Feeding Birds 05/22/12
If you put bird seed out, birds of all sizes and shapes will eventually arrive show up.
Feeding Birds Is Fun…and Messy!
By Connie Goldin, MA, MFT
Every spring I throw handfuls of wild bird seed out on the lawn, or hang a feeder, to see what birds arrive. It never fails that the sparrows are the first to come for a free meal. I also get black phoebes, who I love, and little house finches. A few towhees arrive and I always have hummingbirds, but they are there for the flowers. I am delighted when I hear the whistles of hooded orioles that migrate from Mexico to nest in our our Palm trees. When they finally make their first furtive visit to my garden, it is a spring treat. The male is a brilliant yellow and black, and the female is a soft yellow and brown. Finally, I begin to see them regularly and it is a joy.
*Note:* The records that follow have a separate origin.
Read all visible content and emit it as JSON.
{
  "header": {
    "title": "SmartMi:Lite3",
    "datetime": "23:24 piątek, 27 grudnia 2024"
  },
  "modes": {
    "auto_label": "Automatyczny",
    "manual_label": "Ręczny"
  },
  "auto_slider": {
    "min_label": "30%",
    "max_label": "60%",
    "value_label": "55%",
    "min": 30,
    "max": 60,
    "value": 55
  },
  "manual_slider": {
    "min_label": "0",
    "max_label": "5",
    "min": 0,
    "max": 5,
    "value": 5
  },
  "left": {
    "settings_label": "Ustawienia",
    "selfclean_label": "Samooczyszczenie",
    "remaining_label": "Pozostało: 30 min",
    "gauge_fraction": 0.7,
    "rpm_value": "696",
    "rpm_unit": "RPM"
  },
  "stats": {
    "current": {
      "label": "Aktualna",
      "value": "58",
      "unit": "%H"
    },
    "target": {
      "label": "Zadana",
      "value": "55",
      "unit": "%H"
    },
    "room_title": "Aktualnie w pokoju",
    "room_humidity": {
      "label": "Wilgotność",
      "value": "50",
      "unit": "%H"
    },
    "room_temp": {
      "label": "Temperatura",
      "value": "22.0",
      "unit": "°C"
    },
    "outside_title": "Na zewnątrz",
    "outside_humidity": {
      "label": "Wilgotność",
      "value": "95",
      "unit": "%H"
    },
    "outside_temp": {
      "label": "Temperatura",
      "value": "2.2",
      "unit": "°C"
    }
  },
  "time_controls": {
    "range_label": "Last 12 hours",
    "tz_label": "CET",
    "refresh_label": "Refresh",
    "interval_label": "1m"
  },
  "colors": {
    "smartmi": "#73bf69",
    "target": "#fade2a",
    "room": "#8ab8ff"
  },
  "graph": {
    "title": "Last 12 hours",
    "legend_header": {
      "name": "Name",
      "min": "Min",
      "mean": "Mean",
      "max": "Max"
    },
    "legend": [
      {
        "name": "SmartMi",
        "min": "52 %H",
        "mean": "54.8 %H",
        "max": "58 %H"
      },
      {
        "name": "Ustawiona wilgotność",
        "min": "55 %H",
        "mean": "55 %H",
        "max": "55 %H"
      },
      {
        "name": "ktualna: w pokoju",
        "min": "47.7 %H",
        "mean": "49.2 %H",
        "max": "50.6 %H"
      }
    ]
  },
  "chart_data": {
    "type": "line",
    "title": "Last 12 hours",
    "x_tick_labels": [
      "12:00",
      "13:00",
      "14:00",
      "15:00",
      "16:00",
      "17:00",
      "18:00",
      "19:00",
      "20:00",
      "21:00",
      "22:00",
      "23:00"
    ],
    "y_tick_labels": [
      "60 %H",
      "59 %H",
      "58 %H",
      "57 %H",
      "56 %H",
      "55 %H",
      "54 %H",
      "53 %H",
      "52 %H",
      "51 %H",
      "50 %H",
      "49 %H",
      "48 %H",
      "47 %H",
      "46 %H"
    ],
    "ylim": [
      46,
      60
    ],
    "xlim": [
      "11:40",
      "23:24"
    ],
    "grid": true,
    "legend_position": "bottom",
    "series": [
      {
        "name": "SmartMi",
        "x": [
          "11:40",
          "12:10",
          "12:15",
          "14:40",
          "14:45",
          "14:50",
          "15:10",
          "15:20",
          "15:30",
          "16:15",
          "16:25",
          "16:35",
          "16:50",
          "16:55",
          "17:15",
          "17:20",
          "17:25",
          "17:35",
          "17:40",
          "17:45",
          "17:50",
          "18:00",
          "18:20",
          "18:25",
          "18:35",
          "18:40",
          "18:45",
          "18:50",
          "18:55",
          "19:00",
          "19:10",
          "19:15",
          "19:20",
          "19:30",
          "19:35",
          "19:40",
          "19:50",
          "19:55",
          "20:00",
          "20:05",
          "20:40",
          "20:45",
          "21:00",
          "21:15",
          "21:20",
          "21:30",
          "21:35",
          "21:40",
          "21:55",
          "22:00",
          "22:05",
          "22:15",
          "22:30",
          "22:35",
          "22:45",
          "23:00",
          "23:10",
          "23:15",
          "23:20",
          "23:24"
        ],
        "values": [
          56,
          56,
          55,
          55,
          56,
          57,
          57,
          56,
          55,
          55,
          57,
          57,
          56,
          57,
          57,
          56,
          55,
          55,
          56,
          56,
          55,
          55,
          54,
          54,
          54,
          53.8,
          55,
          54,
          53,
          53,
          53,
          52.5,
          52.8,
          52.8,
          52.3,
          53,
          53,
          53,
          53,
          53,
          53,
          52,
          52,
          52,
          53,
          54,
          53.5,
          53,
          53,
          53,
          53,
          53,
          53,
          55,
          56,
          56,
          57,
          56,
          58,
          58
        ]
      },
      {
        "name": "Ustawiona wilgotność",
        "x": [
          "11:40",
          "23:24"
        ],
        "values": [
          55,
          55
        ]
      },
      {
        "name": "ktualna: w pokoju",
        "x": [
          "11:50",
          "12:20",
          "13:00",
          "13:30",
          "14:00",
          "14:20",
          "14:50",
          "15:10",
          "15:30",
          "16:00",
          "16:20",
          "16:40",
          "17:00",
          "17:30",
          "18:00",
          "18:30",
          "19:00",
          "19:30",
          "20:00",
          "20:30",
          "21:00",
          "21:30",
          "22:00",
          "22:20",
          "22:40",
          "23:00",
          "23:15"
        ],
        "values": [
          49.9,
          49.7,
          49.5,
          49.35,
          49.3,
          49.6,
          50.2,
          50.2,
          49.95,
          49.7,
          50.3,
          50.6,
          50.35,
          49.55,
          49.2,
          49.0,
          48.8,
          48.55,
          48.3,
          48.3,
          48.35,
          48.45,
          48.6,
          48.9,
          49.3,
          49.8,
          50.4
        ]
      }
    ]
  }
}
After a while, bigger birds come-starlings, black birds, blue jays and mockingbirds.This is where it begins to get a little dicey because they all have naughty, aggressive tendancies. I know it is time to stop the free-form feeding when pigeons arrive. However, they aren’t the top of this pecking order.
One year, I looked out my window and saw a big hawk hanging out, hidden, in my plumeria. When I went outside, I saw gray pigeon feathers all over my patio. The hawk (probably a cooper’s hawk, who nest in my neighborhood) had found his easy, fast food spot. That is when I said, “Okay! No more bird seed for awhile.” (I have “hidden” some on the ground in a different spot by the bird bath, so that no one will go hungry!)
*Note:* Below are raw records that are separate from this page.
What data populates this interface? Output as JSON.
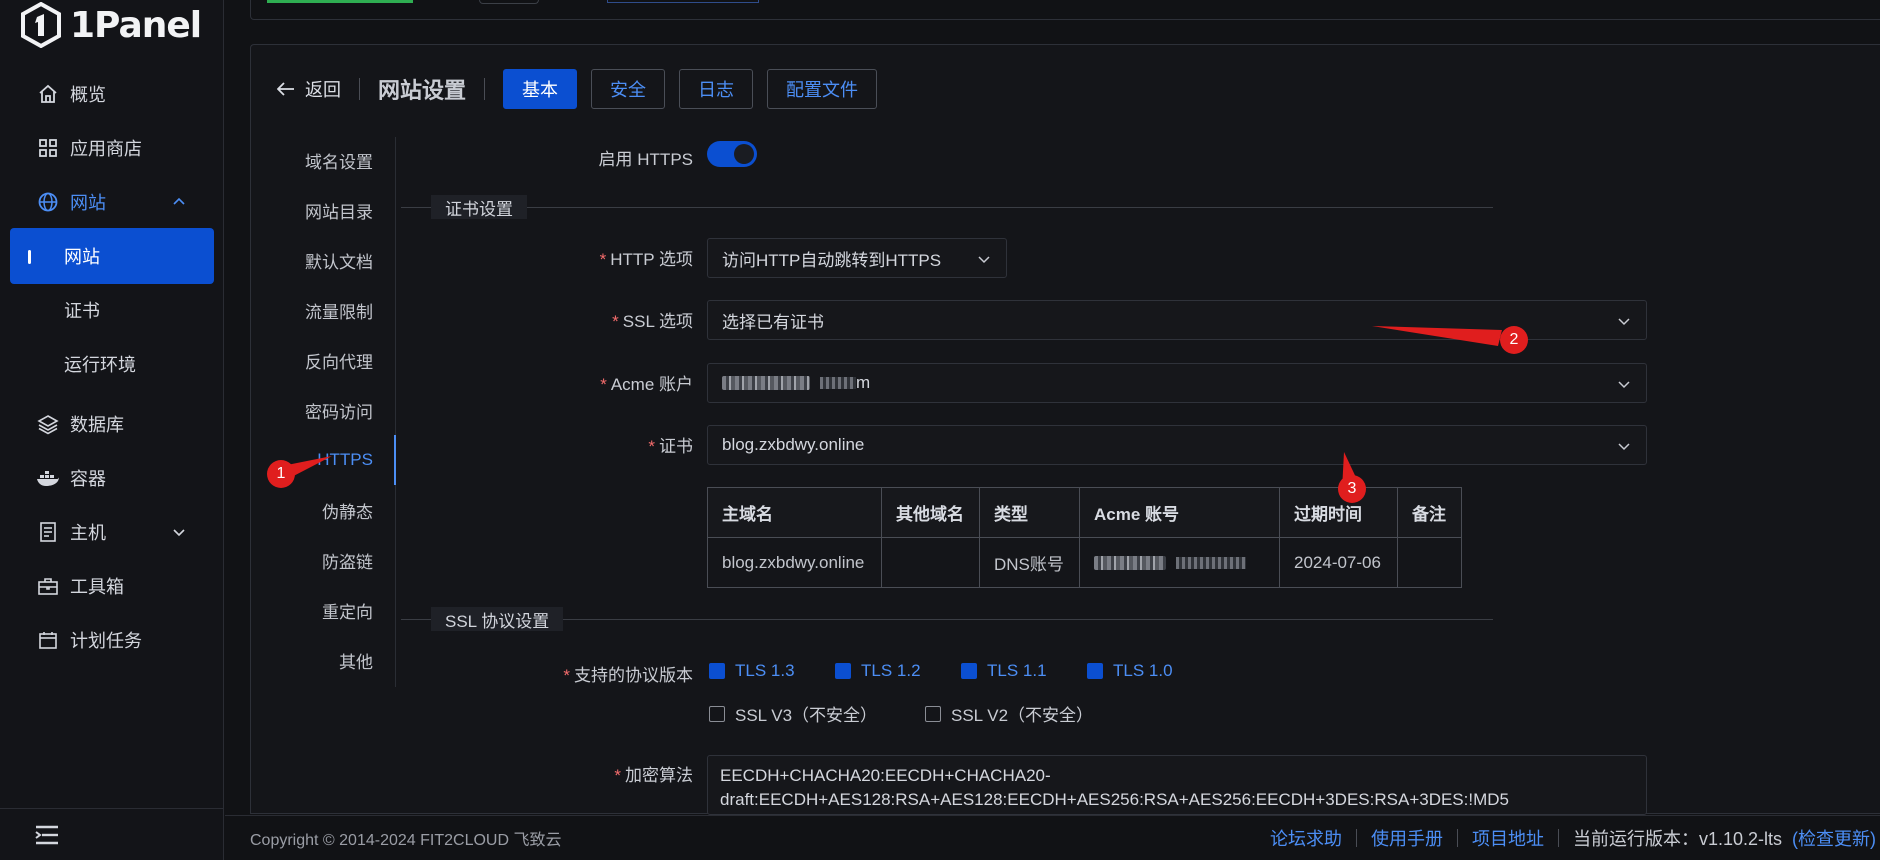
{
  "brand": {
    "name": "1Panel"
  },
  "sidebar": {
    "items": [
      {
        "label": "概览",
        "icon": "home-icon"
      },
      {
        "label": "应用商店",
        "icon": "grid-icon"
      },
      {
        "label": "网站",
        "icon": "globe-icon",
        "open": true
      },
      {
        "label": "网站",
        "sub": true,
        "active": true
      },
      {
        "label": "证书",
        "sub": true
      },
      {
        "label": "运行环境",
        "sub": true
      },
      {
        "label": "数据库",
        "icon": "layers-icon"
      },
      {
        "label": "容器",
        "icon": "docker-icon"
      },
      {
        "label": "主机",
        "icon": "server-icon"
      },
      {
        "label": "工具箱",
        "icon": "toolbox-icon"
      },
      {
        "label": "计划任务",
        "icon": "calendar-icon"
      }
    ]
  },
  "header": {
    "back_label": "返回",
    "title": "网站设置",
    "tabs": [
      {
        "label": "基本",
        "active": true
      },
      {
        "label": "安全"
      },
      {
        "label": "日志"
      },
      {
        "label": "配置文件"
      }
    ]
  },
  "submenu": {
    "items": [
      "域名设置",
      "网站目录",
      "默认文档",
      "流量限制",
      "反向代理",
      "密码访问",
      "HTTPS",
      "伪静态",
      "防盗链",
      "重定向",
      "其他"
    ],
    "active": "HTTPS"
  },
  "form": {
    "enable_https_label": "启用 HTTPS",
    "enable_https": true,
    "cert_section": "证书设置",
    "http_option_label": "HTTP 选项",
    "http_option_value": "访问HTTP自动跳转到HTTPS",
    "ssl_option_label": "SSL 选项",
    "ssl_option_value": "选择已有证书",
    "acme_label": "Acme 账户",
    "acme_value_tail": "m",
    "cert_label": "证书",
    "cert_value": "blog.zxbdwy.online",
    "table": {
      "headers": [
        "主域名",
        "其他域名",
        "类型",
        "Acme 账号",
        "过期时间",
        "备注"
      ],
      "row": {
        "primary": "blog.zxbdwy.online",
        "other": "",
        "type": "DNS账号",
        "expire": "2024-07-06",
        "note": ""
      }
    },
    "ssl_section": "SSL 协议设置",
    "protocols_label": "支持的协议版本",
    "protocols_on": [
      "TLS 1.3",
      "TLS 1.2",
      "TLS 1.1",
      "TLS 1.0"
    ],
    "protocols_off": [
      "SSL V3（不安全）",
      "SSL V2（不安全）"
    ],
    "cipher_label": "加密算法",
    "cipher_line1": "EECDH+CHACHA20:EECDH+CHACHA20-",
    "cipher_line2": "draft:EECDH+AES128:RSA+AES128:EECDH+AES256:RSA+AES256:EECDH+3DES:RSA+3DES:!MD5"
  },
  "annotations": [
    "1",
    "2",
    "3"
  ],
  "footer": {
    "copyright": "Copyright © 2014-2024 FIT2CLOUD 飞致云",
    "links": [
      "论坛求助",
      "使用手册",
      "项目地址"
    ],
    "version": "当前运行版本：v1.10.2-lts",
    "check_update": "(检查更新)"
  },
  "colors": {
    "accent": "#0b4fd1",
    "link": "#4c8ef5",
    "marker": "#e01e1e",
    "bg": "#111215"
  }
}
Even though, where I live, this is the usual course of feeding birds, I love it and highly recommend doing this with young kids. It is fun, a great education, a vocabulary builder and an introduction to “Nature 101.”
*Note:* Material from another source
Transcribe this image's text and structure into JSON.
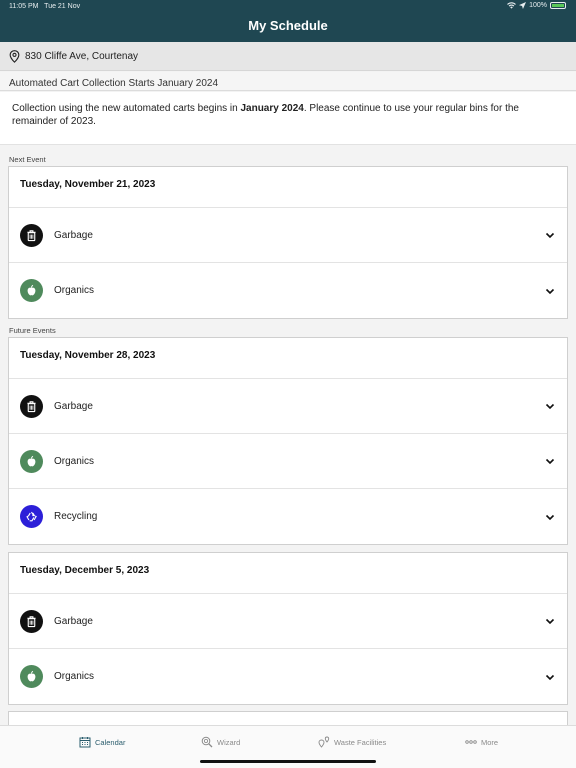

Here are some of my regular visitors:
Enjoy learning the names of the birds in your area. Here is a bird guide I like:
Check out the San Diego Audubon Society for upcoming events.